• [PROBLEM]
Restate every record exactly, with nothing skipped.
_ _ _
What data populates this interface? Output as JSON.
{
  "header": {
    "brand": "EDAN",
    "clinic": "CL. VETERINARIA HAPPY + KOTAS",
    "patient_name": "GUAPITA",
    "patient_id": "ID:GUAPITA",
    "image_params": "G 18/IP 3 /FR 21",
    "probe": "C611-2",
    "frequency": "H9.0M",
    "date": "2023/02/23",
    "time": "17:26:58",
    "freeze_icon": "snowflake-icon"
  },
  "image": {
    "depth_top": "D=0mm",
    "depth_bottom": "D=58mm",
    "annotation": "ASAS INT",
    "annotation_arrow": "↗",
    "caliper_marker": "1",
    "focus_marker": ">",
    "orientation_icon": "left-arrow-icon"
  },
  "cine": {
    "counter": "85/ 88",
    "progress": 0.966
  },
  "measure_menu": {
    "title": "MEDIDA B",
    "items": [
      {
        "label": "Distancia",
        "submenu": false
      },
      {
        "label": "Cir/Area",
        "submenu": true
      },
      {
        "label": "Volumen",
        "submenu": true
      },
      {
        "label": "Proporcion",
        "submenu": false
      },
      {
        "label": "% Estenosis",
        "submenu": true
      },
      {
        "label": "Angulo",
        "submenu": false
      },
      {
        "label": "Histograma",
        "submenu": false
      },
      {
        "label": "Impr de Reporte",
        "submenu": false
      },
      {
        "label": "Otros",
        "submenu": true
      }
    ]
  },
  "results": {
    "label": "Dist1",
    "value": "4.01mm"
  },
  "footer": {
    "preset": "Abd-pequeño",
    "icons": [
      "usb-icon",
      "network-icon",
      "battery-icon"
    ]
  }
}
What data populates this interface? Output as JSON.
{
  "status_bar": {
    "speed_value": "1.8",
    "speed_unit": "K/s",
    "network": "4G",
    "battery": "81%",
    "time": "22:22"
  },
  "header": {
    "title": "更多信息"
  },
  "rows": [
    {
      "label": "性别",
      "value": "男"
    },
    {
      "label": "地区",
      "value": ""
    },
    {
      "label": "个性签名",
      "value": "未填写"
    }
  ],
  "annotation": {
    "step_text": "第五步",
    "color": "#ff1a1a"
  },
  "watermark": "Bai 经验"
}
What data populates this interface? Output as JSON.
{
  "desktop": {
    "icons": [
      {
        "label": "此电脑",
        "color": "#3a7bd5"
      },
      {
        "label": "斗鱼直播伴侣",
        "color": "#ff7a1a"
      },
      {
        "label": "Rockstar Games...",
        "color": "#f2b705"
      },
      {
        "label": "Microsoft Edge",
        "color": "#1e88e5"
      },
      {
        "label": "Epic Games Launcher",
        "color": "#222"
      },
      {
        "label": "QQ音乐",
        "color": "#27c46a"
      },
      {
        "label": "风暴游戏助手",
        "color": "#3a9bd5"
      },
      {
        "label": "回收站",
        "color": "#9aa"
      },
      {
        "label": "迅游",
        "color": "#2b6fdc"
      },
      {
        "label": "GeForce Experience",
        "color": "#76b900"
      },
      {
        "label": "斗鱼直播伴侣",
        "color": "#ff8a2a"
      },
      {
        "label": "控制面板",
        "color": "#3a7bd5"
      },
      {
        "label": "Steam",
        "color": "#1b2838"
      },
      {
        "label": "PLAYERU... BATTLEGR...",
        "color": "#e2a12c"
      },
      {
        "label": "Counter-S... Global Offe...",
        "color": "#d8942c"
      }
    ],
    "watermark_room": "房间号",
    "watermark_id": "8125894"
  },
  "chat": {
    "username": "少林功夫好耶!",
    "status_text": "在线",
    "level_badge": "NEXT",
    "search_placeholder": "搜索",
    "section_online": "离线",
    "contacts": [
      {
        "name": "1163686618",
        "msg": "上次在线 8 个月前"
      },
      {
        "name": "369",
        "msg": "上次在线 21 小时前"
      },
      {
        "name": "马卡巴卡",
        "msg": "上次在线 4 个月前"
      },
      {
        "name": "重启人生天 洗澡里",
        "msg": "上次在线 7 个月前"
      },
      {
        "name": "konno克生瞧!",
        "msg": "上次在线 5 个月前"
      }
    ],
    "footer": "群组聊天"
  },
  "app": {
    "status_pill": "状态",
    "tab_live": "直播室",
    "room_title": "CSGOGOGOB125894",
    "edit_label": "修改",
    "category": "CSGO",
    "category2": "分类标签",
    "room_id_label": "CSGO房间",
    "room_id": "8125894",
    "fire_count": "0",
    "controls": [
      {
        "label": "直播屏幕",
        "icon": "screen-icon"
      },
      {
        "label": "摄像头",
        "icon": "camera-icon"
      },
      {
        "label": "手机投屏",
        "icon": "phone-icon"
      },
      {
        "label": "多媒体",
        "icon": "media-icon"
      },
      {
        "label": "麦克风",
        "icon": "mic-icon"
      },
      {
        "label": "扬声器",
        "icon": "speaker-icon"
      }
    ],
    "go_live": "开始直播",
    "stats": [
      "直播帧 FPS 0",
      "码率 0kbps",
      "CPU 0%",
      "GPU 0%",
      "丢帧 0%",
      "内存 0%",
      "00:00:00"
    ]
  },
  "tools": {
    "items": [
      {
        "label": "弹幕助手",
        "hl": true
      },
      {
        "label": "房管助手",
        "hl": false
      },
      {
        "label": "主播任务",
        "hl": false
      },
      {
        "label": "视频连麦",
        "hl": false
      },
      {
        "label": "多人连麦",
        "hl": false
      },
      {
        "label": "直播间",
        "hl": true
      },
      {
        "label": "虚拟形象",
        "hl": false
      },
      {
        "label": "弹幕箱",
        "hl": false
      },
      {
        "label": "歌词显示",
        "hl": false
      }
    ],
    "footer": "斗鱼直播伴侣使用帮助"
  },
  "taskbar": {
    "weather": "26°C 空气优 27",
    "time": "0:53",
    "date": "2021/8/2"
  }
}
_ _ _
• [SOLUTION TO THIS EXERCISE]
What data populates this interface? Output as JSON.
{
  "header": {
    "brand": "EDAN",
    "clinic": "CL. VETERINARIA HAPPY + KOTAS",
    "patient_name": "GUAPITA",
    "patient_id": "ID:GUAPITA",
    "image_params": "G 18/IP 3 /FR 21",
    "probe": "C611-2",
    "frequency": "H9.0M",
    "date": "2023/02/23",
    "time": "17:26:58",
    "freeze_icon": "snowflake-icon"
  },
  "image": {
    "depth_top": "D=0mm",
    "depth_bottom": "D=58mm",
    "annotation": "ASAS INT",
    "annotation_arrow": "↗",
    "caliper_marker": "1",
    "focus_marker": ">",
    "orientation_icon": "left-arrow-icon"
  },
  "cine": {
    "counter": "85/ 88",
    "progress": 0.966
  },
  "measure_menu": {
    "title": "MEDIDA B",
    "items": [
      {
        "label": "Distancia",
        "submenu": false
      },
      {
        "label": "Cir/Area",
        "submenu": true
      },
      {
        "label": "Volumen",
        "submenu": true
      },
      {
        "label": "Proporcion",
        "submenu": false
      },
      {
        "label": "% Estenosis",
        "submenu": true
      },
      {
        "label": "Angulo",
        "submenu": false
      },
      {
        "label": "Histograma",
        "submenu": false
      },
      {
        "label": "Impr de Reporte",
        "submenu": false
      },
      {
        "label": "Otros",
        "submenu": true
      }
    ]
  },
  "results": {
    "label": "Dist1",
    "value": "4.01mm"
  },
  "footer": {
    "preset": "Abd-pequeño",
    "icons": [
      "usb-icon",
      "network-icon",
      "battery-icon"
    ]
  }
}
What data populates this interface? Output as JSON.
{
  "status_bar": {
    "speed_value": "1.8",
    "speed_unit": "K/s",
    "network": "4G",
    "battery": "81%",
    "time": "22:22"
  },
  "header": {
    "title": "更多信息"
  },
  "rows": [
    {
      "label": "性别",
      "value": "男"
    },
    {
      "label": "地区",
      "value": ""
    },
    {
      "label": "个性签名",
      "value": "未填写"
    }
  ],
  "annotation": {
    "step_text": "第五步",
    "color": "#ff1a1a"
  },
  "watermark": "Bai 经验"
}
What data populates this interface? Output as JSON.
{
  "desktop": {
    "icons": [
      {
        "label": "此电脑",
        "color": "#3a7bd5"
      },
      {
        "label": "斗鱼直播伴侣",
        "color": "#ff7a1a"
      },
      {
        "label": "Rockstar Games...",
        "color": "#f2b705"
      },
      {
        "label": "Microsoft Edge",
        "color": "#1e88e5"
      },
      {
        "label": "Epic Games Launcher",
        "color": "#222"
      },
      {
        "label": "QQ音乐",
        "color": "#27c46a"
      },
      {
        "label": "风暴游戏助手",
        "color": "#3a9bd5"
      },
      {
        "label": "回收站",
        "color": "#9aa"
      },
      {
        "label": "迅游",
        "color": "#2b6fdc"
      },
      {
        "label": "GeForce Experience",
        "color": "#76b900"
      },
      {
        "label": "斗鱼直播伴侣",
        "color": "#ff8a2a"
      },
      {
        "label": "控制面板",
        "color": "#3a7bd5"
      },
      {
        "label": "Steam",
        "color": "#1b2838"
      },
      {
        "label": "PLAYERU... BATTLEGR...",
        "color": "#e2a12c"
      },
      {
        "label": "Counter-S... Global Offe...",
        "color": "#d8942c"
      }
    ],
    "watermark_room": "房间号",
    "watermark_id": "8125894"
  },
  "chat": {
    "username": "少林功夫好耶!",
    "status_text": "在线",
    "level_badge": "NEXT",
    "search_placeholder": "搜索",
    "section_online": "离线",
    "contacts": [
      {
        "name": "1163686618",
        "msg": "上次在线 8 个月前"
      },
      {
        "name": "369",
        "msg": "上次在线 21 小时前"
      },
      {
        "name": "马卡巴卡",
        "msg": "上次在线 4 个月前"
      },
      {
        "name": "重启人生天 洗澡里",
        "msg": "上次在线 7 个月前"
      },
      {
        "name": "konno克生瞧!",
        "msg": "上次在线 5 个月前"
      }
    ],
    "footer": "群组聊天"
  },
  "app": {
    "status_pill": "状态",
    "tab_live": "直播室",
    "room_title": "CSGOGOGOB125894",
    "edit_label": "修改",
    "category": "CSGO",
    "category2": "分类标签",
    "room_id_label": "CSGO房间",
    "room_id": "8125894",
    "fire_count": "0",
    "controls": [
      {
        "label": "直播屏幕",
        "icon": "screen-icon"
      },
      {
        "label": "摄像头",
        "icon": "camera-icon"
      },
      {
        "label": "手机投屏",
        "icon": "phone-icon"
      },
      {
        "label": "多媒体",
        "icon": "media-icon"
      },
      {
        "label": "麦克风",
        "icon": "mic-icon"
      },
      {
        "label": "扬声器",
        "icon": "speaker-icon"
      }
    ],
    "go_live": "开始直播",
    "stats": [
      "直播帧 FPS 0",
      "码率 0kbps",
      "CPU 0%",
      "GPU 0%",
      "丢帧 0%",
      "内存 0%",
      "00:00:00"
    ]
  },
  "tools": {
    "items": [
      {
        "label": "弹幕助手",
        "hl": true
      },
      {
        "label": "房管助手",
        "hl": false
      },
      {
        "label": "主播任务",
        "hl": false
      },
      {
        "label": "视频连麦",
        "hl": false
      },
      {
        "label": "多人连麦",
        "hl": false
      },
      {
        "label": "直播间",
        "hl": true
      },
      {
        "label": "虚拟形象",
        "hl": false
      },
      {
        "label": "弹幕箱",
        "hl": false
      },
      {
        "label": "歌词显示",
        "hl": false
      }
    ],
    "footer": "斗鱼直播伴侣使用帮助"
  },
  "taskbar": {
    "weather": "26°C 空气优 27",
    "time": "0:53",
    "date": "2021/8/2"
  }
}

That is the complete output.